I think the best thing that ever happened to Dorothy, and her little dog, was that crazy tornado.  It lifted her out of her comfort zone, and gave her a new perspective.

iPads lift teachers out of their comfort zones. I know it’s one more thing to do in an already crazy busy day.  One more thing to manage.  One more thing to supervise.  One more thing that requires additional teacher training meetings.  One more thing that might not work.  One more thing to make you uncomfortable.

But what if that “one more thing” could transport your students to “Oz”.  You remember the movie, the place where the horse turned colors?  Oz was full of the unexpected.  So what if having iPads in your classroom transported your students to a place where learning was a magical as Oz?  Oh, and you get to be the Wizard!

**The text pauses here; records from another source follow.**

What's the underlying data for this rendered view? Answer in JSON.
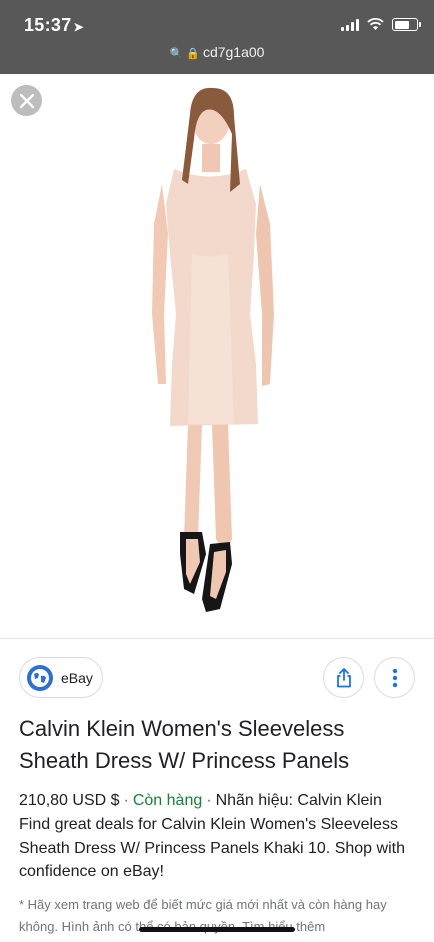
{
  "status": {
    "time": "15:37",
    "location_icon": "location-arrow-icon"
  },
  "browser": {
    "url": "cd7g1a00",
    "url_icons": [
      "search-icon",
      "lock-icon"
    ]
  },
  "image_viewer": {
    "close_icon": "close-icon",
    "image_alt": "Calvin Klein Women's Sleeveless Sheath Dress W/ Princess Panels"
  },
  "source": {
    "name": "eBay",
    "icon": "globe-icon"
  },
  "actions": {
    "share_icon": "share-icon",
    "more_icon": "more-vertical-icon"
  },
  "product": {
    "title": "Calvin Klein Women's Sleeveless Sheath Dress W/ Princess Panels",
    "price": "210,80 USD $",
    "availability": "Còn hàng",
    "brand": "Nhãn hiệu: Calvin Klein",
    "description": "Find great deals for Calvin Klein Women's Sleeveless Sheath Dress W/ Princess Panels Khaki 10. Shop with confidence on eBay!"
  },
  "note": "* Hãy xem trang web để biết mức giá mới nhất và còn hàng hay không. Hình ảnh có thể có bản quyền. Tìm hiểu thêm",
  "colors": {
    "status_bar": "#585858",
    "availability": "#188038",
    "source_globe": "#2f6fcf"
  }
}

As the Wizard, you can choose. Not all apps are magical, some are dumb, and bland, and limited.   But a great app, just one,  can transform your teaching moments from ordinary, to extraordinary.

I have been using the app  Drawing Pad on a fairly regular basis.  If I could only have one app, Drawing Pad would be it.  We can use it for writing, word work,  for math, for response to literature, for science, and social studies.  It engages my students,  it sparks their creativity, and it keeps me curious.

Dorothy started her walk down the yellow brick road with one step and her arms linked to her friends.  They really had no idea where they were going, or what would happen once they got there, they just knew they were on a great adventure.

So get on that great pair of shoes.  Link elbows with a friend.  And take one step out of your comfort zone.  Learn one app.  That’s it, one.  And you will be on your way to the land of “ah’s.”



“If I only had a brain,” remember that line?  It’s from the scarecrow in The Wizard of Oz. I often find myself thinking, “if I only had a brain, I could figure out how to do this on my computer.”   I am not a “techie”, and technology doesn’t come naturally to me.  That’s why I like my iPad.  I can figure it out.  And so can the students.

I love the way the students and I work together on them.  My students teach each another, and sometimes  they get to teach me.  I love it.  I remember the first time we used the app called Alphabet Tracer.  (We use this app to practice the correct formation of letters and numbers at the beginning of the school year.)  As I monitored the students working on  iPads, I noticed one child was tracing letters using animal print.  He showed me a pull down menu I had missed when I previewed the app.  He had a great moment as a teacher, and I had an “ah-ha” moment as a learner. We were learning together.  I was not the only one able to lead the class, I was following a child.   iPads empower my students.  Much like the Scarecrow in the Wizard of Oz, the brainpower was available all along, it was just in the brain of a child!



Remember that lion in the Wizard of Oz? The one who was afraid of everything? What he asked the wizard for was courage, but what he really needed was confidence. Before iPads became a rage, I confidently wrote a grant for one iPad. Other teachers thought it was foolish. The principal grinned, and offered a shoulder shrug at the idea. But the kindergarteners? They delighted! They gasped. They danced. They begged. They had courage to explore something new, and fresh, and relevant. Watching my students share that one iPad made me remember how much fun learning can be. It reminded me that learning and play go together. Now I have 15 iPads for my classroom. It has taken courage and confidence to implement them. Some days are better than others. Some iPad moments are disappointing. And sometimes I get it right. And on those days when I get it right, the classroom hums along, the children are engaged, and the iPads reintroduce play and magic of learning.